Image a young child being awakened by a clap of thunder. As she gets up and out of bed another bolt strikes with its accompanying rumble of thunder. Excited, she runs to the window to see how close the storm is to her room. In this example, the event is a thunderstorm, the emotion is excited, and the behavior is to run to the window to explore the storm.
Simply put, How we feel directs and literally Drives how we act. When you stop and think about it, it makes sense doesn’t it? This classroom activity explores the emotions and behaviors we all experience. Using a thunderstorm, as a common event, this exercise will demonstrate how emotions drive behavior. Everyone has experienced weather and storms. Using a common event makes it easier for students to share their own experiences and accompanying feelings of their reactions to a storm.
Emotions Drive Behavior
The Connections Model is based on the principle that “For students to keep their behaviors in check when strong emotions arise, they need to be able to understand what they feel and understand how to manage those feelings. Only through emotional regulation can they then successfully manage their behavior.”
Learning Emotional Regulation is the key to keeping your students behavior in check. By Teaching Emotional Regulation and focusing on teaching life skills students learn how to manage their emotions so they are able to control their behavior. Focusing only on students’ behavior fails to address the root cause of most student issues and classroom disruptions.
Student Behavior Reality Check
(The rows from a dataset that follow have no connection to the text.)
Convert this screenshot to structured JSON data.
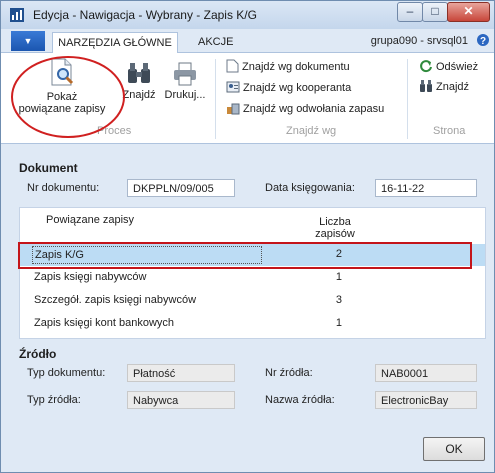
{
  "window": {
    "title": "Edycja - Nawigacja - Wybrany - Zapis K/G",
    "min": "–",
    "max": "□",
    "close": "✕"
  },
  "ribbon": {
    "app_menu": "▼",
    "tabs": [
      {
        "label": "NARZĘDZIA GŁÓWNE",
        "active": true
      },
      {
        "label": "AKCJE",
        "active": false
      }
    ],
    "server": "grupa090 - srvsql01",
    "groups": {
      "proces": {
        "label": "Proces",
        "buttons": [
          {
            "label_line1": "Pokaż",
            "label_line2": "powiązane zapisy",
            "icon": "search-document-icon"
          },
          {
            "label": "Znajdź",
            "icon": "binoculars-icon"
          },
          {
            "label": "Drukuj...",
            "icon": "printer-icon"
          }
        ]
      },
      "znajdz_wg": {
        "label": "Znajdź wg",
        "buttons": [
          {
            "label": "Znajdź wg dokumentu",
            "icon": "document-icon"
          },
          {
            "label": "Znajdź wg kooperanta",
            "icon": "contact-card-icon"
          },
          {
            "label": "Znajdź wg odwołania zapasu",
            "icon": "inventory-icon"
          }
        ]
      },
      "strona": {
        "label": "Strona",
        "buttons": [
          {
            "label": "Odśwież",
            "icon": "refresh-icon"
          },
          {
            "label": "Znajdź",
            "icon": "binoculars-icon"
          }
        ]
      }
    }
  },
  "dokument": {
    "title": "Dokument",
    "nr_label": "Nr dokumentu:",
    "nr_value": "DKPPLN/09/005",
    "data_label": "Data księgowania:",
    "data_value": "16-11-22",
    "grid": {
      "col1": "Powiązane zapisy",
      "col2_line1": "Liczba",
      "col2_line2": "zapisów",
      "rows": [
        {
          "name": "Zapis K/G",
          "count": "2",
          "selected": true
        },
        {
          "name": "Zapis księgi nabywców",
          "count": "1"
        },
        {
          "name": "Szczegół. zapis księgi nabywców",
          "count": "3"
        },
        {
          "name": "Zapis księgi kont bankowych",
          "count": "1"
        }
      ]
    }
  },
  "zrodlo": {
    "title": "Źródło",
    "typ_dok_label": "Typ dokumentu:",
    "typ_dok_value": "Płatność",
    "nr_zrodla_label": "Nr źródła:",
    "nr_zrodla_value": "NAB0001",
    "typ_zrodla_label": "Typ źródła:",
    "typ_zrodla_value": "Nabywca",
    "nazwa_zrodla_label": "Nazwa źródła:",
    "nazwa_zrodla_value": "ElectronicBay"
  },
  "ok_label": "OK",
  "colors": {
    "accent": "#1b56b0",
    "selection": "#bcdcf4",
    "highlight": "#c4151a"
  }
}
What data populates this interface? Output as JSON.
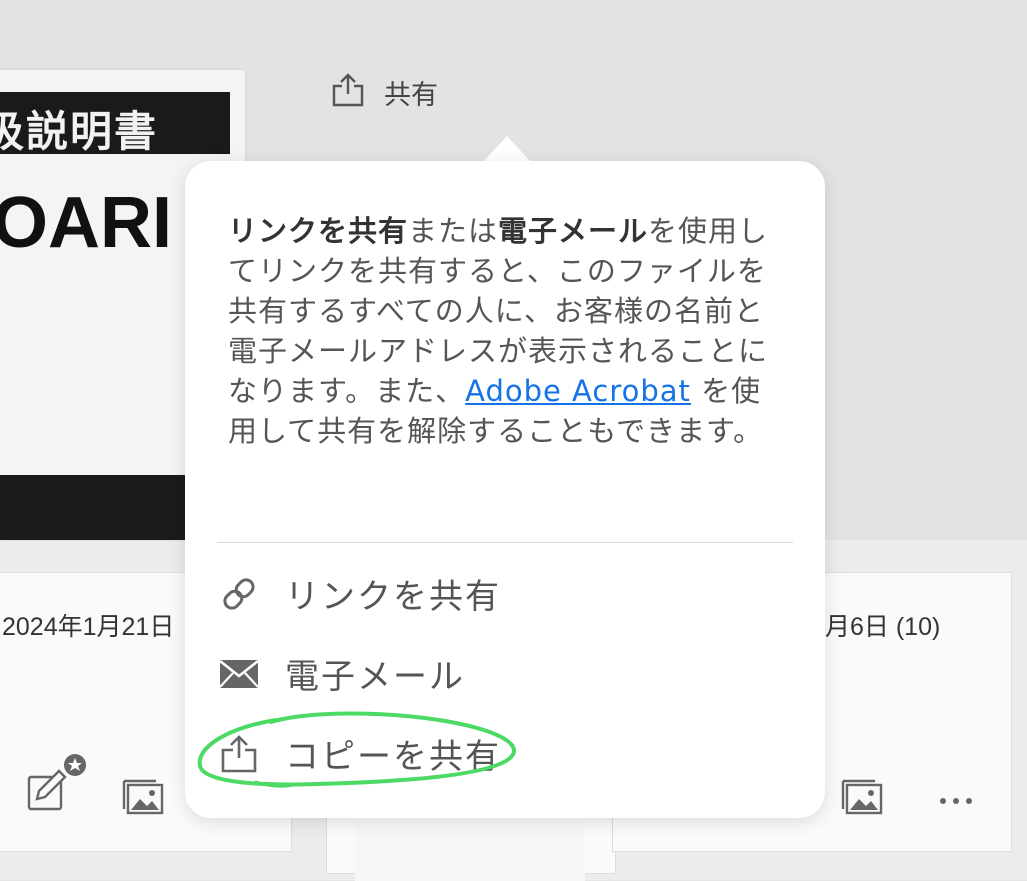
{
  "header": {
    "share_label": "共有"
  },
  "document": {
    "title_fragment": "扱説明書",
    "big_text_fragment": "OARI"
  },
  "cards": [
    {
      "date": "2024年1月21日"
    },
    {
      "date": ""
    },
    {
      "date": "月6日 (10)"
    }
  ],
  "popover": {
    "text_bold_1": "リンクを共有",
    "text_1": "または",
    "text_bold_2": "電子メール",
    "text_2": "を使用してリンクを共有すると、このファイルを共有するすべての人に、お客様の名前と電子メールアドレスが表示されることになります。また、",
    "link_text": "Adobe Acrobat",
    "text_3": " を使用して共有を解除することもできます。",
    "menu": [
      {
        "label": "リンクを共有",
        "icon": "link-icon"
      },
      {
        "label": "電子メール",
        "icon": "email-icon"
      },
      {
        "label": "コピーを共有",
        "icon": "share-icon"
      }
    ]
  },
  "colors": {
    "link": "#1473e6",
    "highlight": "#4cd964"
  }
}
For most students emotional regulation is a balancing act and for the most part it happens automatically. When students are out of balance, or the skills to manage emotions have yet to be learned or are underdeveloped, there can be difficulties. Recognizing that disruptive or unfocused behaviors interfere with not only the student’s learning but their peers ability to learn as well is critical to managing a classroom of learners.
Emotional Regulation Gets Students Ready2Learn
Sometimes the behaviors are big and negative. These type of outbursts call attention to the issue that the student’s regulation is out of balance. We focus on the behavior instead of what is driving the behavior. Admittedly, sometimes, the signs are hard to spot and are masked or appear as a student being inattentive, restless, or socially immature. However, underlying the unwanted or off-task behaviors is a similar root cause: unmanaged emotions.
Feelings Drive Actions
Therefore, to manage unwanted and disruptive behavior we need to manage the emotions behind the behaviors. We need to look for the why and what is at the root of the unwanted behavior. Can we do that? Yes, we can.
Teach Emotional Regulation
When we help our students to manage their emotions through identification, understanding and connection to events that set the emotions to begin with, we are teaching them to regulate their emotions and in turn their behavior. This is in contrast to only focusing on the behavior itself. This approach to behavior change is positive and puts the power of change with the students. Everyone can learn to understand emotions. Everyone can learn the steps to manage emotions that lead to challenging behaviors. It may take time, and it is possible for everyone. That is real and lasting behavior change.